International News Archive - August 03, 2005
By Lesley Wroughton WASHINGTON (Reuters) - The World Bank is calling for substantial changes in the highly-touted debt relief proposal for poor African countries agreed to at last month's Group of Eight summit.
By Parisa Hafezi TEHRAN (Reuters) - Conservative Mahmoud Ahmadinejad became Iran's new president on Wednesday, taking power amid international turmoil over Tehran's nuclear ambitions and his own past.
KUALA LUMPUR (Reuters) - Malaysia closed the book on Wednesday on one of its ugliest political episodes when a former chief of police apologized for beating former deputy premier Anwar Ibrahim and giving him a black eye seven years ago.
KHARTOUM (Reuters) - At least 20 people were on Wednesday reported killed overnight in retaliatory violence against southern Sudanese in Khartoum, where residents said armed men roamed the streets despite a curfew. A U.N.
NOUAKCHOTT (Reuters) - Soldiers surrounded Mauritania's state radio station on Wednesday and blocked off streets around the presidency building while President Maaouya Ould Sid'Ahmed Taya was out of the country, a witness said. "State radio has been off air since this morning.
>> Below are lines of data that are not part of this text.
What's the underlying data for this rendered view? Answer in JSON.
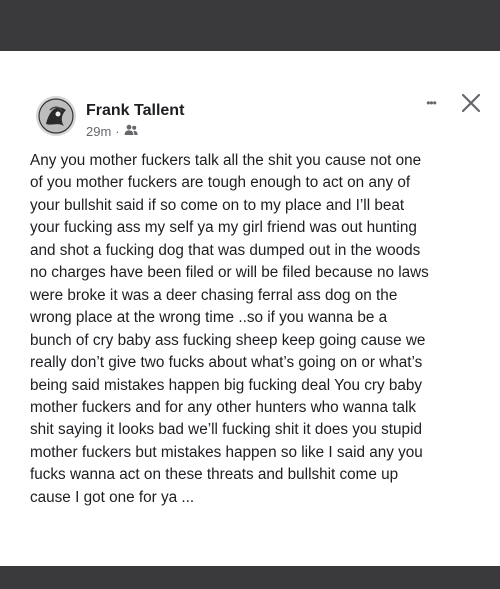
{
  "post": {
    "author": "Frank Tallent",
    "time": "29m",
    "separator": "·",
    "audience_icon": "friends-icon",
    "more_icon": "more-dots-icon",
    "more_label": "•••",
    "close_icon": "close-icon",
    "lines": [
      "Any you mother fuckers talk all the shit you cause not one",
      "of you mother fuckers are tough enough to act on any of",
      "your bullshit said if so come on to my place and I’ll beat",
      "your fucking ass my self ya my girl friend was out hunting",
      "and shot a fucking dog that was dumped out in the woods",
      "no charges have been filed or will be filed because no laws",
      "were broke it was a deer chasing ferral ass dog on the",
      "wrong place at the wrong time ..so if you wanna be a",
      "bunch of cry baby ass fucking sheep keep going cause we",
      "really don’t give two fucks about what’s going on or what’s",
      "being said mistakes happen big fucking deal You cry baby",
      "mother fuckers and for any other hunters who wanna talk",
      "shit saying it looks bad we’ll fucking shit it does you stupid",
      "mother fuckers but mistakes happen so like I said any you",
      "fucks wanna act on these threats and bullshit come up",
      "cause I got one for ya ..."
    ]
  }
}
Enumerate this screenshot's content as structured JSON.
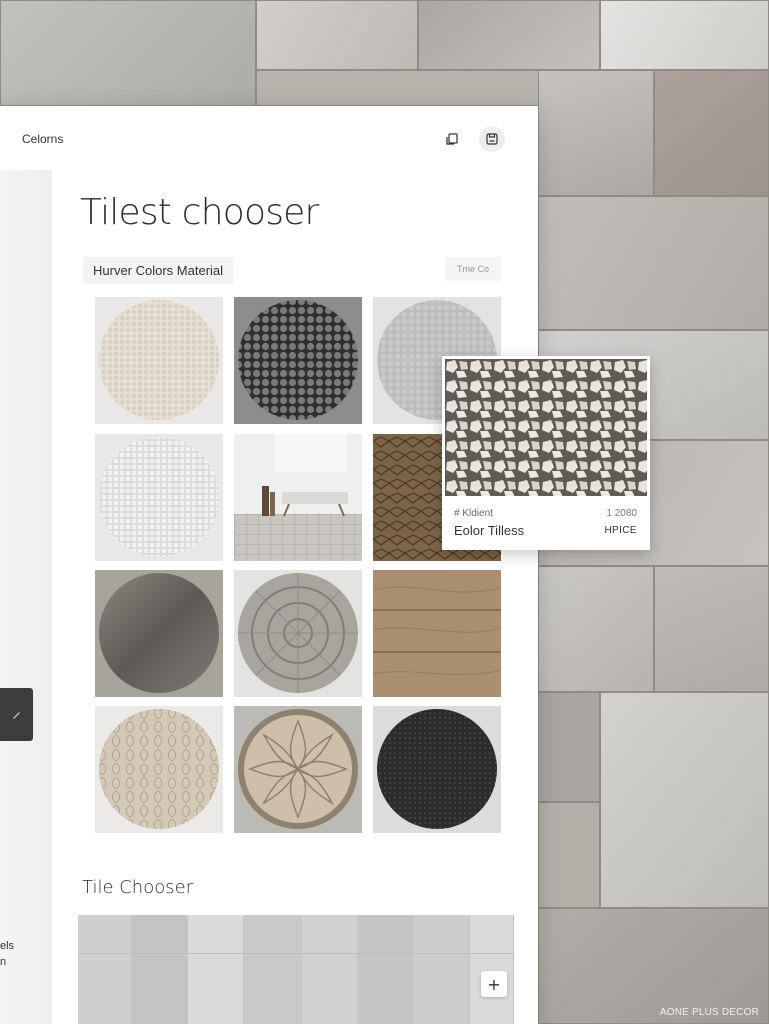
{
  "header": {
    "app_label": "Celorns",
    "icons": [
      "copy-icon",
      "save-icon"
    ]
  },
  "main": {
    "title": "Tilest chooser",
    "filter_chip": "Hurver Colors Material",
    "filter_chip_right": "Tme Co",
    "tiles": [
      {
        "name": "cream-mosaic-tile"
      },
      {
        "name": "dark-pebble-tile"
      },
      {
        "name": "grey-mosaic-tile"
      },
      {
        "name": "white-mosaic-tile"
      },
      {
        "name": "room-scene-tile"
      },
      {
        "name": "brown-cracked-tile"
      },
      {
        "name": "dark-marble-tile"
      },
      {
        "name": "ornamental-grey-tile"
      },
      {
        "name": "wood-plank-tile"
      },
      {
        "name": "beige-leaf-tile"
      },
      {
        "name": "carved-plate-tile"
      },
      {
        "name": "black-granite-tile"
      }
    ],
    "section_title": "Tile Chooser",
    "add_label": "+"
  },
  "sidebar": {
    "text_line1": "els",
    "text_line2": "n"
  },
  "preview": {
    "kicker": "# Kldient",
    "number": "1 2080",
    "name": "Eolor Tilless",
    "price": "HPICE"
  },
  "watermark": "AONE PLUS DECOR",
  "colors": {
    "window_bg": "#ffffff",
    "sidebar_dark": "#3c3c3c",
    "wall_stone": "#b9b6b0"
  }
}
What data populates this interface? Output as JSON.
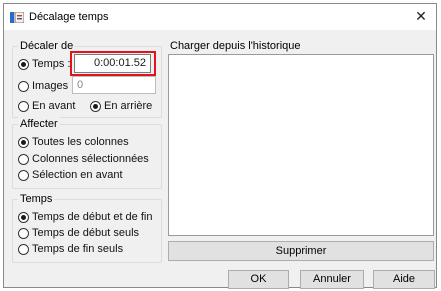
{
  "window": {
    "title": "Décalage temps",
    "close_glyph": "✕"
  },
  "shift_by": {
    "legend": "Décaler de",
    "time_label": "Temps :",
    "time_value": "0:00:01.52",
    "frames_label": "Images :",
    "frames_value": "0",
    "forward_label": "En avant",
    "backward_label": "En arrière"
  },
  "affect": {
    "legend": "Affecter",
    "all_rows_label": "Toutes les colonnes",
    "selected_rows_label": "Colonnes sélectionnées",
    "selection_onward_label": "Sélection en avant"
  },
  "times": {
    "legend": "Temps",
    "start_end_label": "Temps de début et de fin",
    "start_only_label": "Temps de début seuls",
    "end_only_label": "Temps de fin seuls"
  },
  "history": {
    "label": "Charger depuis l'historique",
    "delete_label": "Supprimer"
  },
  "buttons": {
    "ok": "OK",
    "cancel": "Annuler",
    "help": "Aide"
  },
  "colors": {
    "highlight": "#e0141a",
    "dialog_bg": "#f0f0f0"
  }
}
By Mariam Isa RIYADH (Reuters) - Saudi religious and tribal leaders gathered to pledge allegiance on Wednesday to their new King Abdullah in a ceremony which completes the transition of power from the late King Fahd, who died on Monday.
By Ibrahima Sylla NOUAKCHOTT (Reuters) - Gunfire rang out near the presidency building in Mauritania's capital Nouakchott on Wednesday after soldiers surrounded state radio and blocked off streets in the city, a witness said.
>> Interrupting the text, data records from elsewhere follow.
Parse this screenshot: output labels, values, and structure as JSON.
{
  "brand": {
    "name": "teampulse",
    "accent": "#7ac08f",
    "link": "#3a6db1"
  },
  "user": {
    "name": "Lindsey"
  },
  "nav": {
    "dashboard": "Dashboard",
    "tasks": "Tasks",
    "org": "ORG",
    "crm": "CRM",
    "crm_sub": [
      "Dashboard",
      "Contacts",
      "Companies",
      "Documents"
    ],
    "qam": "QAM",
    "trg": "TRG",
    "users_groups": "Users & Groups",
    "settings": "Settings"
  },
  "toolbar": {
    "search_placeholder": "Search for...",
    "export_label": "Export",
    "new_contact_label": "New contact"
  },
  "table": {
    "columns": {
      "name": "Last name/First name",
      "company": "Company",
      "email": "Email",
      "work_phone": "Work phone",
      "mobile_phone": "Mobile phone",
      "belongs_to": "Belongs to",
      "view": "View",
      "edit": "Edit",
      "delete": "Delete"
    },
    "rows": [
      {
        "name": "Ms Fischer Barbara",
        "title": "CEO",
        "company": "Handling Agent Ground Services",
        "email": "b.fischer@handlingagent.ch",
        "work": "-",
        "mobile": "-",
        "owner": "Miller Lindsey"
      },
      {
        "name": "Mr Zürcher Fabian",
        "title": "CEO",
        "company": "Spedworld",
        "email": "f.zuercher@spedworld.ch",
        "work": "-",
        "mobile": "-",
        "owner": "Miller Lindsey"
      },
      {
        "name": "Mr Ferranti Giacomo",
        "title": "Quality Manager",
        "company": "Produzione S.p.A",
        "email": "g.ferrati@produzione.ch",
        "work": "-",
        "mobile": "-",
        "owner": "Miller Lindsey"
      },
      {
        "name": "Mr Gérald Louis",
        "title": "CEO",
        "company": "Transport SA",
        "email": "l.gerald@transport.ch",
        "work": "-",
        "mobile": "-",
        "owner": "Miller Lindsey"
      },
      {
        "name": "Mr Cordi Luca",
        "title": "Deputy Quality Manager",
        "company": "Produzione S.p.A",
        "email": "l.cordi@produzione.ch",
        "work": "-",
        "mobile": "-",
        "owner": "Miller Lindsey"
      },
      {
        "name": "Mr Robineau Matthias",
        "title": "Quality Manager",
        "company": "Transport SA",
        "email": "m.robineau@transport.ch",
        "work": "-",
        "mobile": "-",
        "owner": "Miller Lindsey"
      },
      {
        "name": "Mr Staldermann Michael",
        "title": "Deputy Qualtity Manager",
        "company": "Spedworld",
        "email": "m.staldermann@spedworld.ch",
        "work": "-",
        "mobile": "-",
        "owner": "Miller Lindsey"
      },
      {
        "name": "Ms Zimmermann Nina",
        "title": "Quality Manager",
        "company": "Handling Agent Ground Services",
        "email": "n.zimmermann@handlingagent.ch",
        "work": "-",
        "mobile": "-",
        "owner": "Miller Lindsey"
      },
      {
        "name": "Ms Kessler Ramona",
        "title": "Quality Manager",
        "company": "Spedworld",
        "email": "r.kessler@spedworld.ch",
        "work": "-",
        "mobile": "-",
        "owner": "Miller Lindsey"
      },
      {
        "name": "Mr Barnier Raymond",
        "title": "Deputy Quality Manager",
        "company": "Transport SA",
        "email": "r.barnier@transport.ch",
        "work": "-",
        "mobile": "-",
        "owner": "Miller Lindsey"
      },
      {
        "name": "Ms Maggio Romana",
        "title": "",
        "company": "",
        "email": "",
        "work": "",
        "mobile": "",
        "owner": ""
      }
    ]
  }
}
KANDAHAR, Afghanistan (Reuters) - At least nine people, including a poll worker, have been killed this week in Afghanistan, part of a fresh wave of violence ahead of next month's parliamentary polls, officials said on Wednesday.
By Zeeshan Haider ISLAMABAD (Reuters) - Defending plans to introduce what critics say will be a Taliban-style judicial system, Islamists running a Pakistani province asked the Supreme Court on Wednesday if it was bad to dissuade people doing "wrong things." President Pervez Musharraf, who is trying to make Pakistan a progressive Muslim country, sought the top court's opinion after the controversial Hasba (accountability) bill was rushed through North West Frontier Province's assembly in Peshawar last month.
KHARTOUM (Reuters) - People fled central Khartoum in cars on Wednesday while troops and riot police headed toward the center of the Sudanese capital, where residents reported fresh violence, witnesses and journalists said.